To raise, or not to raise – that is the question:
Whether ’tis nobler in the mind to suffer
The barbs and insults of outraged pundits and journalists
Or to raise rates in spite of a sea of troubles
And by raising rates extend them. To stagnate, to grow —
No more (than 2%) – and by a flatlined economy to say we end
The headache, and the thousand natural shocks
The stock market is heir to.
We could go on imagining Fed Chair Janet Yellen in the role of Hamlet, another famous person who met with tragedy due to procrastination. We could make note of “the law’s delay, the insolence of office, and the spurns that patient merit of th’ unworthy takes,” even if we don’t know what “spurns” Shakespeare was talking about when he wrote Hamlet.
We could go on, but “conscience does make cowards of us all,” so we’ll leave it at that and turn instead to last week’s comments by Dennis Lockhart, president of the Federal Reserve Bank of Atlanta. Lockhart said “the economy is ready for the first increase in short-term interest rates in more than nine years and it would take a significant deterioration in the data to convince him not to move in September.”
The experts will tell you that anticipation of increasing rates is built into current stock prices, but if that’s the case, why did stock prices drop to their lowest levels since February after Lockhart’s remarks? Maybe it was the disappointing earnings reports for the quarter, or the still-not-there employment numbers, but the most direct correlation appears to be with the fear of rising interest rates.
Keep in mind, too, that the statement didn’t come from the chairwoman.
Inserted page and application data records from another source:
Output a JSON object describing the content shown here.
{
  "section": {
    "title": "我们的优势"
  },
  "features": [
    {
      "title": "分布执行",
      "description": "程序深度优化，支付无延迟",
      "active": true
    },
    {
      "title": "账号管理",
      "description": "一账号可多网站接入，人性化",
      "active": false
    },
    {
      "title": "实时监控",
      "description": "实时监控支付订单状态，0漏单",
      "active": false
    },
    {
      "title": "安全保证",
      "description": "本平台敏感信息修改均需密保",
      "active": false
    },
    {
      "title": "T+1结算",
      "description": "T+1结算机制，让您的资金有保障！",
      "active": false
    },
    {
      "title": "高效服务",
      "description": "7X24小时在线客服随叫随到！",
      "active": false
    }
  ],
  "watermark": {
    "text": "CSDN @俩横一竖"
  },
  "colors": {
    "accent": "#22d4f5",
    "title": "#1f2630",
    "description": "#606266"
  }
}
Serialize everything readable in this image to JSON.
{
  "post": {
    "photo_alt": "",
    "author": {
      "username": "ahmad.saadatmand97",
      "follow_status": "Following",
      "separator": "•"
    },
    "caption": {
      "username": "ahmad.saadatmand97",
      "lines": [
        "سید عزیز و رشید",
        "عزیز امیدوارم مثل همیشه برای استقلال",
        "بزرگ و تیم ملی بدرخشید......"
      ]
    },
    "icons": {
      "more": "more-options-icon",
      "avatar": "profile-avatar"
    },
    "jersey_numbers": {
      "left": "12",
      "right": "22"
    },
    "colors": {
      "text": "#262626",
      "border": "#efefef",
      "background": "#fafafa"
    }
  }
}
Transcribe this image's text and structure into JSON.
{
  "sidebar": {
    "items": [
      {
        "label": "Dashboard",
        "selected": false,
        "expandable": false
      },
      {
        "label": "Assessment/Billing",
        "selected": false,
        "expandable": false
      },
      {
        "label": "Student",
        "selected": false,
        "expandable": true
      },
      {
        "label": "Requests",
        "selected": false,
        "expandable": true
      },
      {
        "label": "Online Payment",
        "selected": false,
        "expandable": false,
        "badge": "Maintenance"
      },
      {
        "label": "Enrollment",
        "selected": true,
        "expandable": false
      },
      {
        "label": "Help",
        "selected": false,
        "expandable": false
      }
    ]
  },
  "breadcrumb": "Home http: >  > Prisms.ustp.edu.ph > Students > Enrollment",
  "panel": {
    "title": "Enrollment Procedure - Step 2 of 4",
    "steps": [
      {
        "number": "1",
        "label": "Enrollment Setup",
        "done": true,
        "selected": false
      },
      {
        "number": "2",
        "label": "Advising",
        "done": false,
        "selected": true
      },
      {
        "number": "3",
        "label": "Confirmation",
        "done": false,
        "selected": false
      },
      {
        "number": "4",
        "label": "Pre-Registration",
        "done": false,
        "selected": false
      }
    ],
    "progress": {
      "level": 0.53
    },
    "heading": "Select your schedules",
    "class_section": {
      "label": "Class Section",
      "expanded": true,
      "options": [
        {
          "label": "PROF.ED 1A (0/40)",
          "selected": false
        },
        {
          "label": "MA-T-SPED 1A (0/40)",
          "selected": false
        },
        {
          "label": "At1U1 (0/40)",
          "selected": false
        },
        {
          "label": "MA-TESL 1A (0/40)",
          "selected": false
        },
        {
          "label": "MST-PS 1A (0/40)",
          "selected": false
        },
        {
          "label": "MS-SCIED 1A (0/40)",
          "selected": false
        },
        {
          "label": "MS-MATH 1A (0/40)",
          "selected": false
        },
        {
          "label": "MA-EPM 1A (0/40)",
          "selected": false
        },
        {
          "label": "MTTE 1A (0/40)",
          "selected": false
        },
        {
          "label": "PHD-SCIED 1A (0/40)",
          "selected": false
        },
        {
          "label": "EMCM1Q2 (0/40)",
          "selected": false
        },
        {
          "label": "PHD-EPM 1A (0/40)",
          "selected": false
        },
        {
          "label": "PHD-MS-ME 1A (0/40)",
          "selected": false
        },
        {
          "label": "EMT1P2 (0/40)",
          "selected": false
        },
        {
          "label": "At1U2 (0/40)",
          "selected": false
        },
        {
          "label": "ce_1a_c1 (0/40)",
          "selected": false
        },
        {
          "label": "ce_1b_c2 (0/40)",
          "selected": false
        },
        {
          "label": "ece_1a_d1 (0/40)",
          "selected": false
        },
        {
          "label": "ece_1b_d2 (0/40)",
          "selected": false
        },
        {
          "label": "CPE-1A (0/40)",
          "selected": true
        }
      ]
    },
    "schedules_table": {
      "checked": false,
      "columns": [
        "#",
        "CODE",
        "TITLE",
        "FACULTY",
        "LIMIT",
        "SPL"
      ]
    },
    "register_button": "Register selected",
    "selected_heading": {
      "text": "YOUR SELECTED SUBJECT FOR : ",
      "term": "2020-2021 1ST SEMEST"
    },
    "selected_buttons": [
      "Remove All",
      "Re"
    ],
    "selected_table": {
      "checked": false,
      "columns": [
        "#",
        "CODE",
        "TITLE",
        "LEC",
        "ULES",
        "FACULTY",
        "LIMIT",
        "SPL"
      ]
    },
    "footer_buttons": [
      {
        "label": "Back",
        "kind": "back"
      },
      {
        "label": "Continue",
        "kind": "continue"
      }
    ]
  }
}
Granted, Mr. Lockhart is a member of the Federal Open Market Committee, but he’s not Janet Yellen. Perhaps the idea was to see what impact his comments would have so the Fed as a whole would still have the option to not raise rates in September. Mr. Lockhart apparently drew the short straw at the last FOMC meeting.